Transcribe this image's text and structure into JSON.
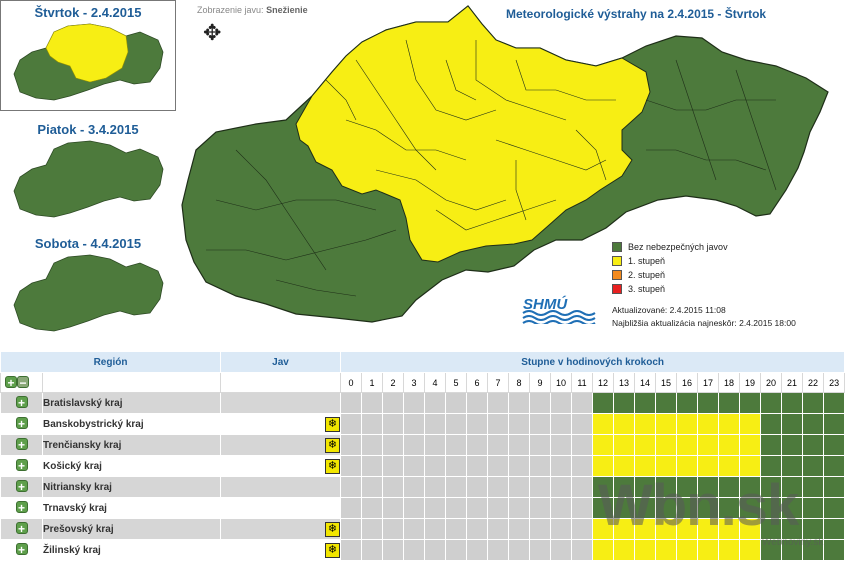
{
  "mini_maps": [
    {
      "day": "Štvrtok - 2.4.2015",
      "state": "warning"
    },
    {
      "day": "Piatok - 3.4.2015",
      "state": "calm"
    },
    {
      "day": "Sobota - 4.4.2015",
      "state": "calm"
    }
  ],
  "view_label": {
    "prefix": "Zobrazenie javu:",
    "value": "Snežienie"
  },
  "move_icon": "move-arrows-icon",
  "title": "Meteorologické výstrahy na 2.4.2015 - Štvrtok",
  "legend": [
    {
      "label": "Bez nebezpečných javov",
      "color": "#4d7a3c"
    },
    {
      "label": "1. stupeň",
      "color": "#f7ee14"
    },
    {
      "label": "2. stupeň",
      "color": "#f28a1e"
    },
    {
      "label": "3. stupeň",
      "color": "#e82020"
    }
  ],
  "logo_text": "SHMÚ",
  "updated": "Aktualizované: 2.4.2015 11:08",
  "next_update": "Najbližšia aktualizácia najneskôr: 2.4.2015 18:00",
  "colors": {
    "calm": "#4d7a3c",
    "level1": "#f7ee14",
    "past": "#cfcfcf"
  },
  "table": {
    "col_region": "Región",
    "col_jav": "Jav",
    "col_steps": "Stupne v hodinových krokoch",
    "hours": [
      "0",
      "1",
      "2",
      "3",
      "4",
      "5",
      "6",
      "7",
      "8",
      "9",
      "10",
      "11",
      "12",
      "13",
      "14",
      "15",
      "16",
      "17",
      "18",
      "19",
      "20",
      "21",
      "22",
      "23"
    ],
    "rows": [
      {
        "name": "Bratislavský kraj",
        "snow": false,
        "cells": [
          "g",
          "g",
          "g",
          "g",
          "g",
          "g",
          "g",
          "g",
          "g",
          "g",
          "g",
          "g",
          "gr",
          "gr",
          "gr",
          "gr",
          "gr",
          "gr",
          "gr",
          "gr",
          "gr",
          "gr",
          "gr",
          "gr"
        ]
      },
      {
        "name": "Banskobystrický kraj",
        "snow": true,
        "cells": [
          "g",
          "g",
          "g",
          "g",
          "g",
          "g",
          "g",
          "g",
          "g",
          "g",
          "g",
          "g",
          "ye",
          "ye",
          "ye",
          "ye",
          "ye",
          "ye",
          "ye",
          "ye",
          "gr",
          "gr",
          "gr",
          "gr"
        ]
      },
      {
        "name": "Trenčiansky kraj",
        "snow": true,
        "cells": [
          "g",
          "g",
          "g",
          "g",
          "g",
          "g",
          "g",
          "g",
          "g",
          "g",
          "g",
          "g",
          "ye",
          "ye",
          "ye",
          "ye",
          "ye",
          "ye",
          "ye",
          "ye",
          "gr",
          "gr",
          "gr",
          "gr"
        ]
      },
      {
        "name": "Košický kraj",
        "snow": true,
        "cells": [
          "g",
          "g",
          "g",
          "g",
          "g",
          "g",
          "g",
          "g",
          "g",
          "g",
          "g",
          "g",
          "ye",
          "ye",
          "ye",
          "ye",
          "ye",
          "ye",
          "ye",
          "ye",
          "gr",
          "gr",
          "gr",
          "gr"
        ]
      },
      {
        "name": "Nitriansky kraj",
        "snow": false,
        "cells": [
          "g",
          "g",
          "g",
          "g",
          "g",
          "g",
          "g",
          "g",
          "g",
          "g",
          "g",
          "g",
          "gr",
          "gr",
          "gr",
          "gr",
          "gr",
          "gr",
          "gr",
          "gr",
          "gr",
          "gr",
          "gr",
          "gr"
        ]
      },
      {
        "name": "Trnavský kraj",
        "snow": false,
        "cells": [
          "g",
          "g",
          "g",
          "g",
          "g",
          "g",
          "g",
          "g",
          "g",
          "g",
          "g",
          "g",
          "gr",
          "gr",
          "gr",
          "gr",
          "gr",
          "gr",
          "gr",
          "gr",
          "gr",
          "gr",
          "gr",
          "gr"
        ]
      },
      {
        "name": "Prešovský kraj",
        "snow": true,
        "cells": [
          "g",
          "g",
          "g",
          "g",
          "g",
          "g",
          "g",
          "g",
          "g",
          "g",
          "g",
          "g",
          "ye",
          "ye",
          "ye",
          "ye",
          "ye",
          "ye",
          "ye",
          "ye",
          "gr",
          "gr",
          "gr",
          "gr"
        ]
      },
      {
        "name": "Žilinský kraj",
        "snow": true,
        "cells": [
          "g",
          "g",
          "g",
          "g",
          "g",
          "g",
          "g",
          "g",
          "g",
          "g",
          "g",
          "g",
          "ye",
          "ye",
          "ye",
          "ye",
          "ye",
          "ye",
          "ye",
          "ye",
          "gr",
          "gr",
          "gr",
          "gr"
        ]
      }
    ]
  },
  "watermark": "Wbn.sk",
  "watermark_small": "Webnoviny.sk"
}
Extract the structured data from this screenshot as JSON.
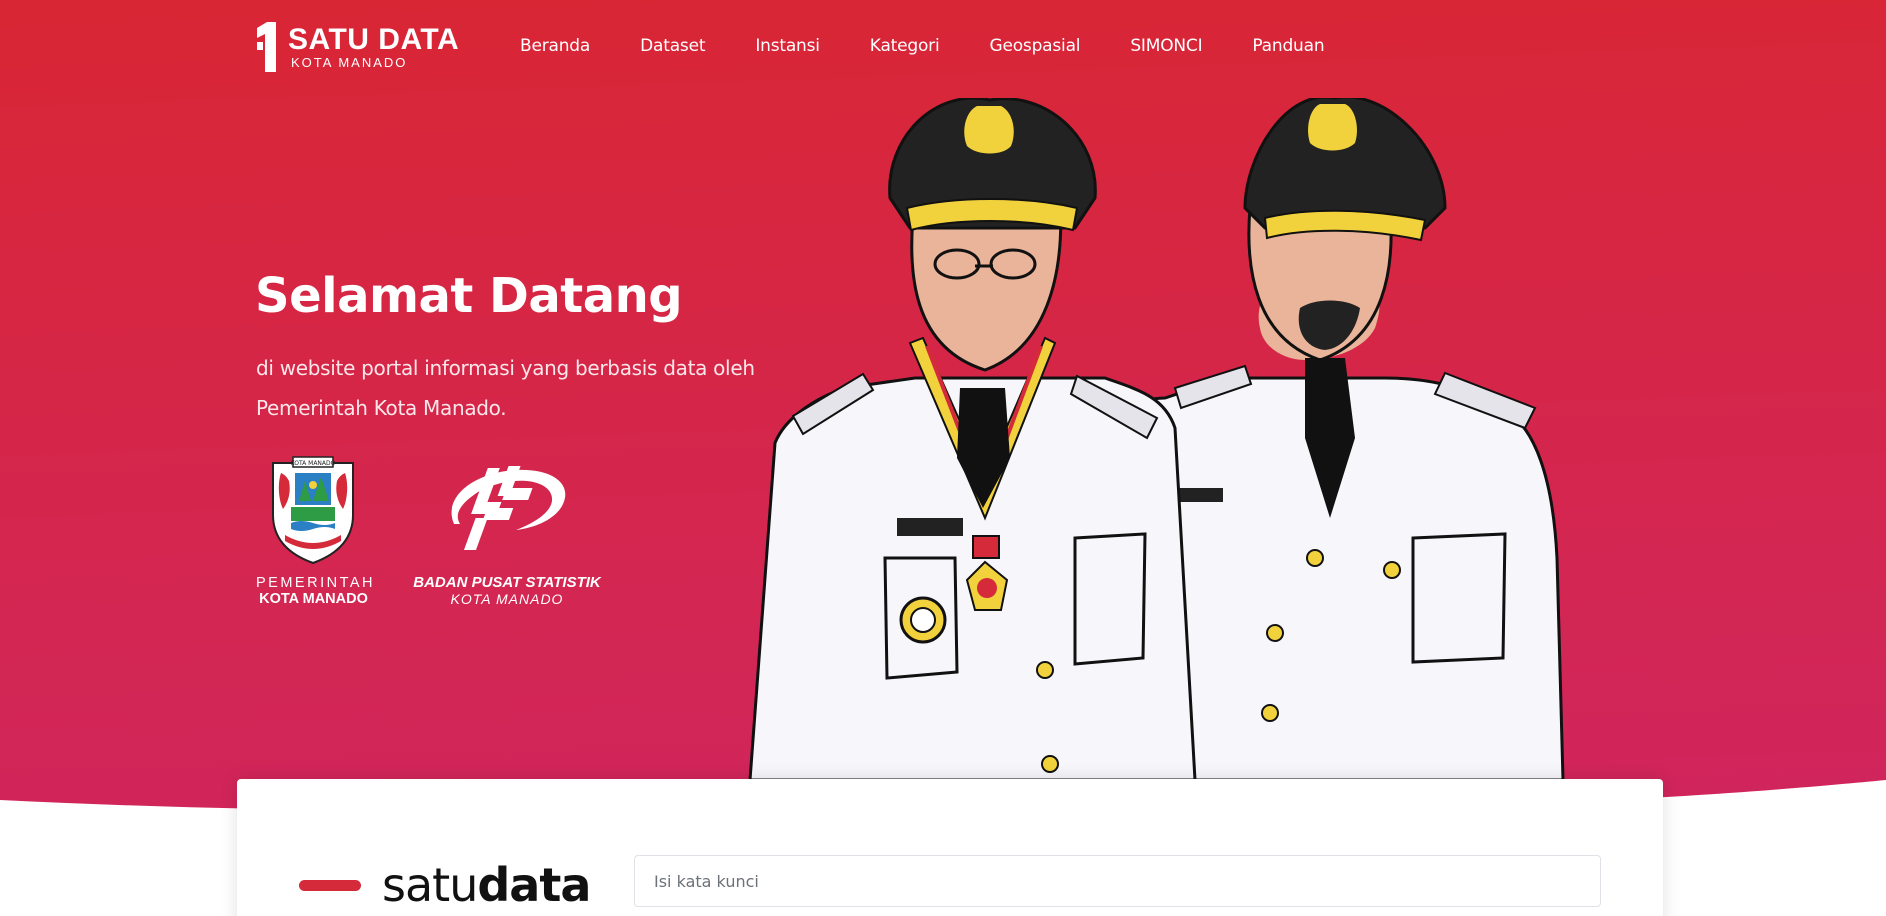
{
  "brand": {
    "title": "SATU DATA",
    "subtitle": "KOTA MANADO"
  },
  "nav": {
    "items": [
      {
        "label": "Beranda"
      },
      {
        "label": "Dataset"
      },
      {
        "label": "Instansi"
      },
      {
        "label": "Kategori"
      },
      {
        "label": "Geospasial"
      },
      {
        "label": "SIMONCI"
      },
      {
        "label": "Panduan"
      }
    ]
  },
  "hero": {
    "title": "Selamat Datang",
    "description": "di website portal informasi yang berbasis data oleh Pemerintah Kota Manado."
  },
  "logos": {
    "pemkot": {
      "line1": "PEMERINTAH",
      "line2": "KOTA MANADO",
      "crest_text": "KOTA MANADO",
      "icon": "city-crest-icon"
    },
    "bps": {
      "line1": "BADAN PUSAT STATISTIK",
      "line2": "KOTA MANADO",
      "icon": "bps-logo-icon"
    }
  },
  "illustration": {
    "icon": "officials-illustration"
  },
  "search": {
    "logo_light": "satu",
    "logo_bold": "data",
    "placeholder": "Isi kata kunci"
  },
  "colors": {
    "hero_top": "#d92634",
    "hero_bottom": "#cf2562",
    "accent": "#d42a3a"
  }
}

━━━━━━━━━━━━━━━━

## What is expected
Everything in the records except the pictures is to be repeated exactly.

## Exercise output
Transcribe this image's text and structure into JSON.
{
  "mini_maps": [
    {
      "day": "Štvrtok - 2.4.2015",
      "state": "warning"
    },
    {
      "day": "Piatok - 3.4.2015",
      "state": "calm"
    },
    {
      "day": "Sobota - 4.4.2015",
      "state": "calm"
    }
  ],
  "view_label": {
    "prefix": "Zobrazenie javu:",
    "value": "Snežienie"
  },
  "move_icon": "move-arrows-icon",
  "title": "Meteorologické výstrahy na 2.4.2015 - Štvrtok",
  "legend": [
    {
      "label": "Bez nebezpečných javov",
      "color": "#4d7a3c"
    },
    {
      "label": "1. stupeň",
      "color": "#f7ee14"
    },
    {
      "label": "2. stupeň",
      "color": "#f28a1e"
    },
    {
      "label": "3. stupeň",
      "color": "#e82020"
    }
  ],
  "logo_text": "SHMÚ",
  "updated": "Aktualizované: 2.4.2015 11:08",
  "next_update": "Najbližšia aktualizácia najneskôr: 2.4.2015 18:00",
  "colors": {
    "calm": "#4d7a3c",
    "level1": "#f7ee14",
    "past": "#cfcfcf"
  },
  "table": {
    "col_region": "Región",
    "col_jav": "Jav",
    "col_steps": "Stupne v hodinových krokoch",
    "hours": [
      "0",
      "1",
      "2",
      "3",
      "4",
      "5",
      "6",
      "7",
      "8",
      "9",
      "10",
      "11",
      "12",
      "13",
      "14",
      "15",
      "16",
      "17",
      "18",
      "19",
      "20",
      "21",
      "22",
      "23"
    ],
    "rows": [
      {
        "name": "Bratislavský kraj",
        "snow": false,
        "cells": [
          "g",
          "g",
          "g",
          "g",
          "g",
          "g",
          "g",
          "g",
          "g",
          "g",
          "g",
          "g",
          "gr",
          "gr",
          "gr",
          "gr",
          "gr",
          "gr",
          "gr",
          "gr",
          "gr",
          "gr",
          "gr",
          "gr"
        ]
      },
      {
        "name": "Banskobystrický kraj",
        "snow": true,
        "cells": [
          "g",
          "g",
          "g",
          "g",
          "g",
          "g",
          "g",
          "g",
          "g",
          "g",
          "g",
          "g",
          "ye",
          "ye",
          "ye",
          "ye",
          "ye",
          "ye",
          "ye",
          "ye",
          "gr",
          "gr",
          "gr",
          "gr"
        ]
      },
      {
        "name": "Trenčiansky kraj",
        "snow": true,
        "cells": [
          "g",
          "g",
          "g",
          "g",
          "g",
          "g",
          "g",
          "g",
          "g",
          "g",
          "g",
          "g",
          "ye",
          "ye",
          "ye",
          "ye",
          "ye",
          "ye",
          "ye",
          "ye",
          "gr",
          "gr",
          "gr",
          "gr"
        ]
      },
      {
        "name": "Košický kraj",
        "snow": true,
        "cells": [
          "g",
          "g",
          "g",
          "g",
          "g",
          "g",
          "g",
          "g",
          "g",
          "g",
          "g",
          "g",
          "ye",
          "ye",
          "ye",
          "ye",
          "ye",
          "ye",
          "ye",
          "ye",
          "gr",
          "gr",
          "gr",
          "gr"
        ]
      },
      {
        "name": "Nitriansky kraj",
        "snow": false,
        "cells": [
          "g",
          "g",
          "g",
          "g",
          "g",
          "g",
          "g",
          "g",
          "g",
          "g",
          "g",
          "g",
          "gr",
          "gr",
          "gr",
          "gr",
          "gr",
          "gr",
          "gr",
          "gr",
          "gr",
          "gr",
          "gr",
          "gr"
        ]
      },
      {
        "name": "Trnavský kraj",
        "snow": false,
        "cells": [
          "g",
          "g",
          "g",
          "g",
          "g",
          "g",
          "g",
          "g",
          "g",
          "g",
          "g",
          "g",
          "gr",
          "gr",
          "gr",
          "gr",
          "gr",
          "gr",
          "gr",
          "gr",
          "gr",
          "gr",
          "gr",
          "gr"
        ]
      },
      {
        "name": "Prešovský kraj",
        "snow": true,
        "cells": [
          "g",
          "g",
          "g",
          "g",
          "g",
          "g",
          "g",
          "g",
          "g",
          "g",
          "g",
          "g",
          "ye",
          "ye",
          "ye",
          "ye",
          "ye",
          "ye",
          "ye",
          "ye",
          "gr",
          "gr",
          "gr",
          "gr"
        ]
      },
      {
        "name": "Žilinský kraj",
        "snow": true,
        "cells": [
          "g",
          "g",
          "g",
          "g",
          "g",
          "g",
          "g",
          "g",
          "g",
          "g",
          "g",
          "g",
          "ye",
          "ye",
          "ye",
          "ye",
          "ye",
          "ye",
          "ye",
          "ye",
          "gr",
          "gr",
          "gr",
          "gr"
        ]
      }
    ]
  },
  "watermark": "Wbn.sk",
  "watermark_small": "Webnoviny.sk"
}
Extract the structured data from this screenshot as JSON.
{
  "brand": {
    "title": "SATU DATA",
    "subtitle": "KOTA MANADO"
  },
  "nav": {
    "items": [
      {
        "label": "Beranda"
      },
      {
        "label": "Dataset"
      },
      {
        "label": "Instansi"
      },
      {
        "label": "Kategori"
      },
      {
        "label": "Geospasial"
      },
      {
        "label": "SIMONCI"
      },
      {
        "label": "Panduan"
      }
    ]
  },
  "hero": {
    "title": "Selamat Datang",
    "description": "di website portal informasi yang berbasis data oleh Pemerintah Kota Manado."
  },
  "logos": {
    "pemkot": {
      "line1": "PEMERINTAH",
      "line2": "KOTA MANADO",
      "crest_text": "KOTA MANADO",
      "icon": "city-crest-icon"
    },
    "bps": {
      "line1": "BADAN PUSAT STATISTIK",
      "line2": "KOTA MANADO",
      "icon": "bps-logo-icon"
    }
  },
  "illustration": {
    "icon": "officials-illustration"
  },
  "search": {
    "logo_light": "satu",
    "logo_bold": "data",
    "placeholder": "Isi kata kunci"
  },
  "colors": {
    "hero_top": "#d92634",
    "hero_bottom": "#cf2562",
    "accent": "#d42a3a"
  }
}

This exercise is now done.